The project was approved by the Trump administration in October 2020, but a federal judge halted the project in August 2021 after lawsuits were filed challenging the permits. The Bureau of Land Management (BLM) is currently doing a supplemental environmental impact statement based on the court’s decision.
In their annual report with the Securities and Exchange Commission, Conoco wrote, “In August 2021, an Alaska federal judge vacated the U.S. government’s approval granted to our planned Willow project previously approved by the BLM in October 2020. The Department of Justice did not appeal the decision and neither did we. We are actively supporting the BLM and Department of Interior as they conduct the Supplemental Environmental Impact Statement process to address issues highlighted by the federal district court. In the interim, we are continuing with FEED work in service of a final investment decision.”

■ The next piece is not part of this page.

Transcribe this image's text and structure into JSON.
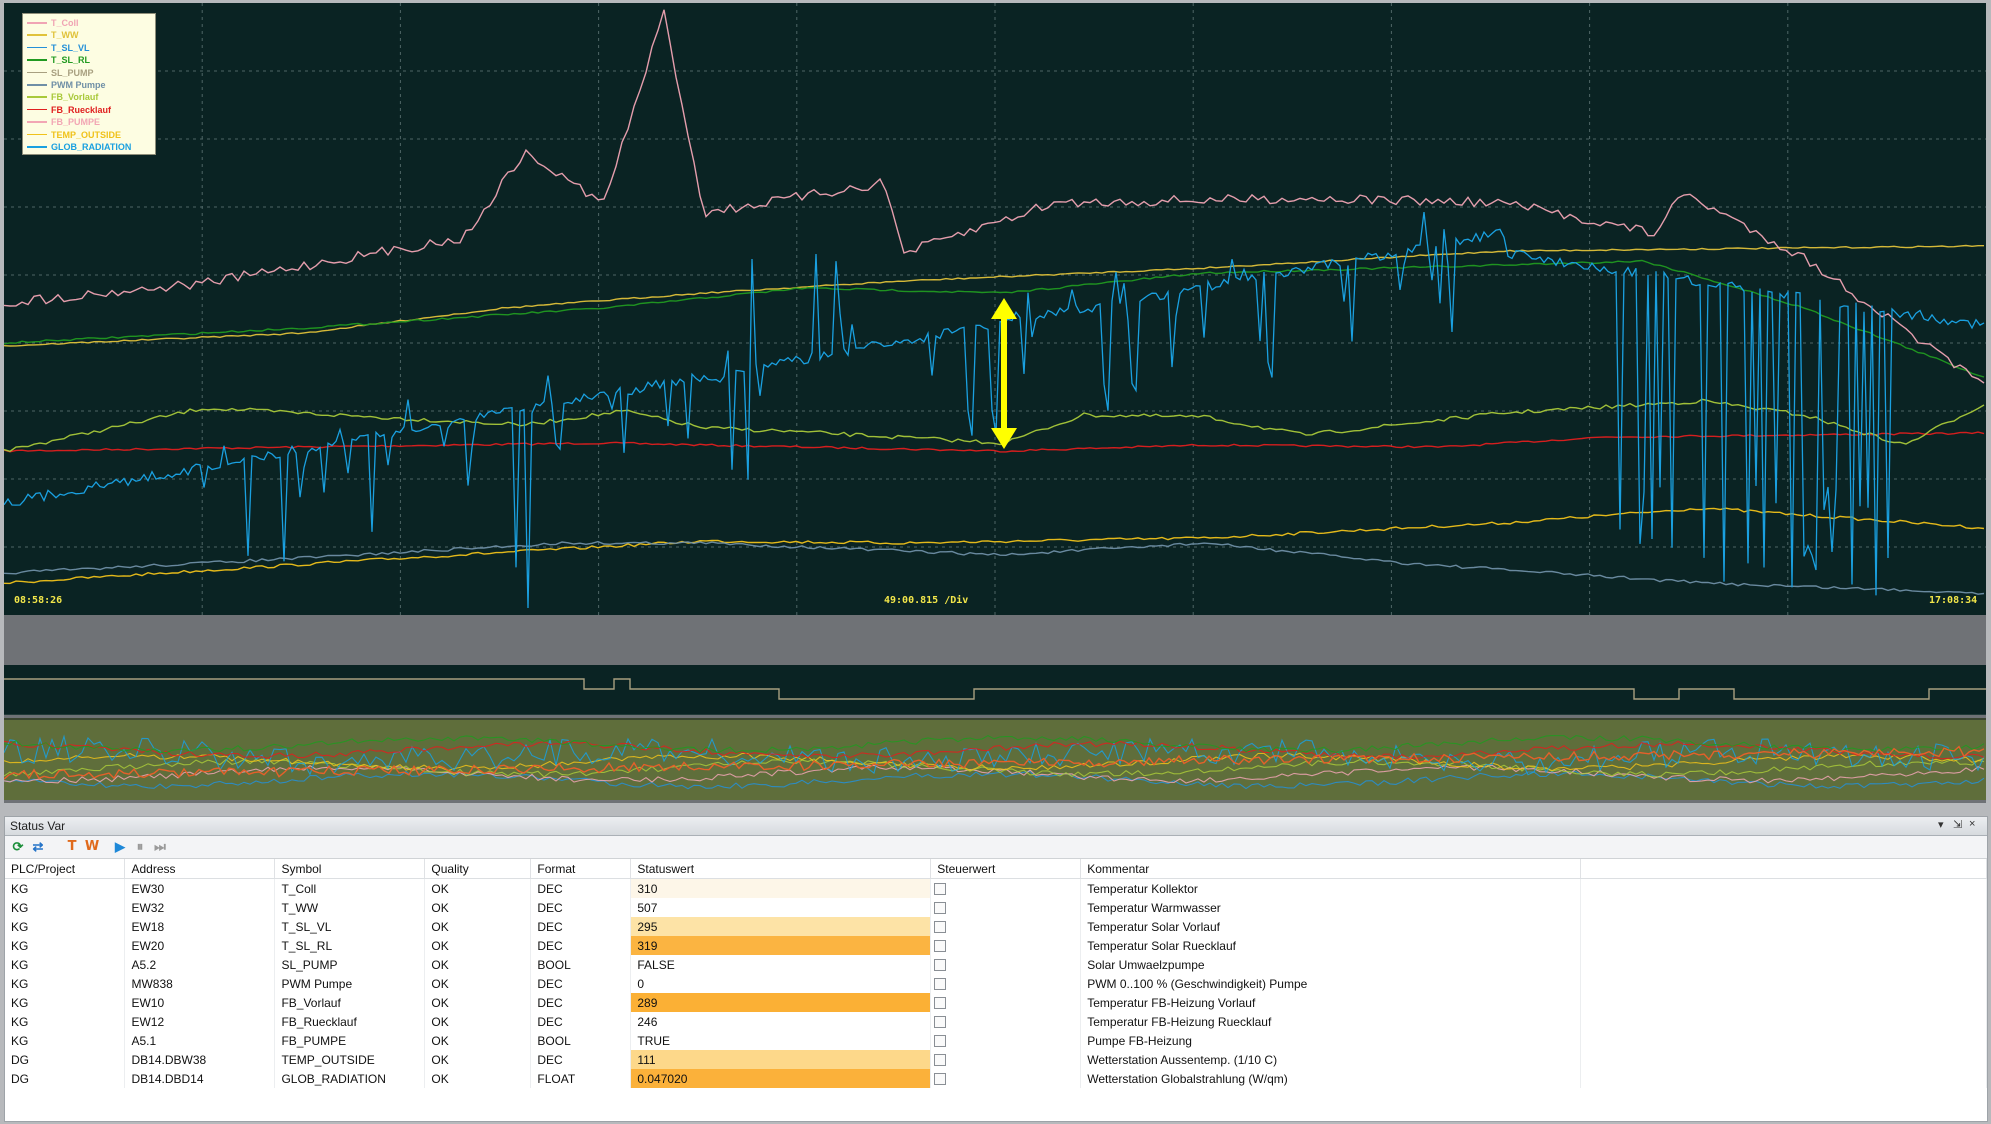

Brad Keithley, an attorney who writes extensively on oil and gas issues, told the Landmine, “To me, the letter indicates the groups are concerned the project is on track to be approved relatively soon. If the Biden administration were to slow down the process, it would be problematic both for Alaska and likely sour any relationship they have with Senator Murkowski.”
A decision by the Biden administration on the project is expected by the end of the year.